Summers are best for trying new things and figuring out whether they’ll work in my classroom.
This summer, I’ve played with Edmodo, a microblogging site geared for students and teachers.
Think of Edmodo as a little bit Twitter, a little bit Facebook…and a lot safer than both. Like Twitter, you can post notes and alerts (of any length). Like Facebook, you can add files, links, and events. You can even give out assignments and collect work. But because of Edmodo’s privacy features, it’s safe enough that most school filters don’t block it.
On Edmodo, teachers create and control groups. For example, you can make a group for one of your classes and then invite your students to join it. But they can’t make their own groups or message each other privately without posting an update to the entire group. This makes mean cyberbullying impossible. Another privacy benefit is that Edmodo makes no contact with students at all. Students don’t even need an email address to join.
The best part of Edmodo is how beautiful and easy-to-use it is. When you go to the site, you say, “This is how Twitter should be.” It’s big, airy, and colorful, and I’m thinking students will enjoy the interface.
Another great thing about Edmodo is that you can choose to have your updates sent to your email or phone. And because Edmodo is more elegant and complex than Twitter, it’s not all-or nothing. For example, you can tell students to subscribe to alerts on their phone but leave regular updates on the online group feed.
But the worst part of Edmodo makes me wonder how I’ll use it in my classroom next year. Unlike Twitter, Edmodo does not allow updates through SMS. This means that students cannot use their phones to send a note; they have to use a computer or a smartphone instead. Jeff O’Hara, co-founder of Edmodo, says that this functionality costs a lot of money and that it’s not part of their upcoming plans.
This kills Edmodo-as-a-communication-tool. Let’s say I send a direct message to a student. They can’t text me back. Or let’s say I send out a mass alert on an important assignment. It’s great that students will get that information, but the only way students can add to the conversation is by going to the Edmodo site. This is not how kids work. They want to text their update right then and there, not wait until later. Therefore, Edmodo is not perfect for communication. I’ll stick to texting through email distribution lists.
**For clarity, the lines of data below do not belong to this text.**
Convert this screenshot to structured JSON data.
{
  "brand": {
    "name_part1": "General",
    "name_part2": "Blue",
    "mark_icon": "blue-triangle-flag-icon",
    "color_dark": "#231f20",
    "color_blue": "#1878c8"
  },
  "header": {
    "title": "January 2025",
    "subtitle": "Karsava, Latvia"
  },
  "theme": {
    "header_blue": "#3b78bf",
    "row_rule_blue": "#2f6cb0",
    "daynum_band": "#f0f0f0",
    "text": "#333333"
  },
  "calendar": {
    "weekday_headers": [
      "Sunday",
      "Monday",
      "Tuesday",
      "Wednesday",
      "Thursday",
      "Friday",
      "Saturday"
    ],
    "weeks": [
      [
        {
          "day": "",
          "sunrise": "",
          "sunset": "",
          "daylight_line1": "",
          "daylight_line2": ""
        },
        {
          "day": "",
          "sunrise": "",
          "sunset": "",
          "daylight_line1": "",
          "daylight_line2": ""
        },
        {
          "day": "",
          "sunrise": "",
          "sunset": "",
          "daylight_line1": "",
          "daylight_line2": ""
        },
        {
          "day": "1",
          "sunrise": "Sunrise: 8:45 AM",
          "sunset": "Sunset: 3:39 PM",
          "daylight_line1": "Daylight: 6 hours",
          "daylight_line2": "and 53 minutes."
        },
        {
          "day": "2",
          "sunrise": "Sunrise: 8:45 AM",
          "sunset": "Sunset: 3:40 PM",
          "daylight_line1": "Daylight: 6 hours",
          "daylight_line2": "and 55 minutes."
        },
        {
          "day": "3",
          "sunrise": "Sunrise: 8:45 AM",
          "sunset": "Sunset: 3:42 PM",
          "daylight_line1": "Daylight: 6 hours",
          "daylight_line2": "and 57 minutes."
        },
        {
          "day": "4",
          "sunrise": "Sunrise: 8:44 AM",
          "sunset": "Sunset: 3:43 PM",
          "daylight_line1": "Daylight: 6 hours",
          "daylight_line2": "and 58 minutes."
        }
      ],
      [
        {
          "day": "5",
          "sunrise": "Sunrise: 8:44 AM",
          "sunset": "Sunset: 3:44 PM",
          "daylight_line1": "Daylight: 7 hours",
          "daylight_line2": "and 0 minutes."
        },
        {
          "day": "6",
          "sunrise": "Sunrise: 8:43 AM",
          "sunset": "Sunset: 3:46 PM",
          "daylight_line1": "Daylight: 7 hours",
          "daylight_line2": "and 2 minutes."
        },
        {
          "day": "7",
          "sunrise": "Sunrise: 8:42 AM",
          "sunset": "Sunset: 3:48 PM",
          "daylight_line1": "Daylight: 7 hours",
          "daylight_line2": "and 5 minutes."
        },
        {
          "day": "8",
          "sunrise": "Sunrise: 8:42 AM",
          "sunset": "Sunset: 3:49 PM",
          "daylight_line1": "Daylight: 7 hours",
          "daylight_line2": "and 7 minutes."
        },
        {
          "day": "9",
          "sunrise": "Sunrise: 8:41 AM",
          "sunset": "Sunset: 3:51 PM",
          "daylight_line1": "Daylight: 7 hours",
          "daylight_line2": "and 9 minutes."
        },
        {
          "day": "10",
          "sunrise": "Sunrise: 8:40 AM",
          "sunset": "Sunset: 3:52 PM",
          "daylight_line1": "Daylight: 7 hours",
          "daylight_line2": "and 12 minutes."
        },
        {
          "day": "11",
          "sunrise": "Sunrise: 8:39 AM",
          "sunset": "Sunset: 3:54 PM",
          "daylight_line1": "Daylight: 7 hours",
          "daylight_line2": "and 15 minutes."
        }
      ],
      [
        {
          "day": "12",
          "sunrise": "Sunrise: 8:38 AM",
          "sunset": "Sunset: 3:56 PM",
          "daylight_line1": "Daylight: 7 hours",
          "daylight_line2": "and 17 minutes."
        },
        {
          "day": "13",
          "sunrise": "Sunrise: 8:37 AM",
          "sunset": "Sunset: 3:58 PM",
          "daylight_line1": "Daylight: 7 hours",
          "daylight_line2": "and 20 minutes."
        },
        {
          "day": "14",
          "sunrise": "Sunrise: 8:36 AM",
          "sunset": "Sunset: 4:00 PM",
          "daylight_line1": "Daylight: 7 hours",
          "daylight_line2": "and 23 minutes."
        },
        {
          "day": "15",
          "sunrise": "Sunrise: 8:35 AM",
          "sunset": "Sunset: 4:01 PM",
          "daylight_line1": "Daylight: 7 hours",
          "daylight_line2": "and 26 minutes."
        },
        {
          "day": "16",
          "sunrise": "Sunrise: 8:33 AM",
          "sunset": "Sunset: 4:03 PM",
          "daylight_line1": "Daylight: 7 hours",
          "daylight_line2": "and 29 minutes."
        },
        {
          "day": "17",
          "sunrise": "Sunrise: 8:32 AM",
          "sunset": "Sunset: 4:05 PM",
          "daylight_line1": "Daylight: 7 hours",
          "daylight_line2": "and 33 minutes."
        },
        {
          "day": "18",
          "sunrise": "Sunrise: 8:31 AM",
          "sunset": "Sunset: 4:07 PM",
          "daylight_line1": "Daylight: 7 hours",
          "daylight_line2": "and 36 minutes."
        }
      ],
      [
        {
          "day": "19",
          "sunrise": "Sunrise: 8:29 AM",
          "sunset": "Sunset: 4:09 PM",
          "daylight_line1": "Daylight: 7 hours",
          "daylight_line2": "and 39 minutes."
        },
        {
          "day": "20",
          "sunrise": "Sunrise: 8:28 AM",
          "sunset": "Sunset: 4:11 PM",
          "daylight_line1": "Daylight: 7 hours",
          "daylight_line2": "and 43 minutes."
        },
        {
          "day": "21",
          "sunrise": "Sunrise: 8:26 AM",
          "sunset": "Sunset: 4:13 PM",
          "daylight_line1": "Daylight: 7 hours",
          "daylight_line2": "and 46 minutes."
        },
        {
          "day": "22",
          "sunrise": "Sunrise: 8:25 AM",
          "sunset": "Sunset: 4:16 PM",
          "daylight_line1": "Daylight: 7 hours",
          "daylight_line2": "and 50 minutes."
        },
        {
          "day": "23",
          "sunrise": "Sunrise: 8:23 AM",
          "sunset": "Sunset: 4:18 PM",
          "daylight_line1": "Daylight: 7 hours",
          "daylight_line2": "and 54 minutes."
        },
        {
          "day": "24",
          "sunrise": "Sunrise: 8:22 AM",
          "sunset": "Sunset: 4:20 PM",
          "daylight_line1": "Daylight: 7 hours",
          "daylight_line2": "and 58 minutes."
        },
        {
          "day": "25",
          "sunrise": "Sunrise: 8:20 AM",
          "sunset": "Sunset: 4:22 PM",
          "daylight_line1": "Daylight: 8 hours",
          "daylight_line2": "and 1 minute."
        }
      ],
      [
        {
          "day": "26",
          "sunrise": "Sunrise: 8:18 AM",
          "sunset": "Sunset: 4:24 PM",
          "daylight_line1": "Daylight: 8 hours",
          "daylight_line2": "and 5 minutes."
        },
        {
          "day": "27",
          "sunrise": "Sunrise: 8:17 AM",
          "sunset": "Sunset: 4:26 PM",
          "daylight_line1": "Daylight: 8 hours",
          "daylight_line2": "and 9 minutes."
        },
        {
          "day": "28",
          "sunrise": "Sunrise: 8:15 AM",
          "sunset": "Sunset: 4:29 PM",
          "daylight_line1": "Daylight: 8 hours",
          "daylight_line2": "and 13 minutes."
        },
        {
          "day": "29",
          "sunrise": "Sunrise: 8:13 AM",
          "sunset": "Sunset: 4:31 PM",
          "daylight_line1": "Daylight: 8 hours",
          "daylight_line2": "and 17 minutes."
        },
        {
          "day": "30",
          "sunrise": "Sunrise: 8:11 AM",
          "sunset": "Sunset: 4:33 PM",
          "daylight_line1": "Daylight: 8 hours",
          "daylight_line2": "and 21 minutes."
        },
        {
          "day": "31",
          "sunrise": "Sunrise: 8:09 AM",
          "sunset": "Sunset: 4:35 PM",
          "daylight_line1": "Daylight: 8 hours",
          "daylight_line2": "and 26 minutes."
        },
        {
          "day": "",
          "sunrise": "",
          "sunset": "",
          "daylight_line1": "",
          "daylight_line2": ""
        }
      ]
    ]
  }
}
But as a teaching tool, Edmodo will come in handy. You can think of Edmodo as an informal class blog. It’s a great way for students to get their questions, ideas, and opinions out in the public. For example, students can post their reactions to a reading for homework, and the next day, we can use their responses as a springboard for discussion.
If you have a lot of computers in your classroom (or a 1:1 solution), Edmodo’s usefulness skyrockets. It would be a great way to get student feedback, do exit tickets, and conduct formative assessments.
Yet another use for Edmodo is that it lets students and teachers communicate with each other through direct messages. Sure, you could do this over email or text (or in person!), but through Edmodo, you don’t need to remember an email address or phone number. Plus, Edmodo will save all of your replies, so you can have one thread per student to record your communication and to chart their progress. For example, this year I plan on moving my weekly written student check-ins from Google Docs to Edmodo.
It’ll be fun to figure out how Edmodo works out for me this year. It certainly won’t replace my existing communication structures, but it’ll definitely come in handy to promote learning and get students’ ideas out in the open.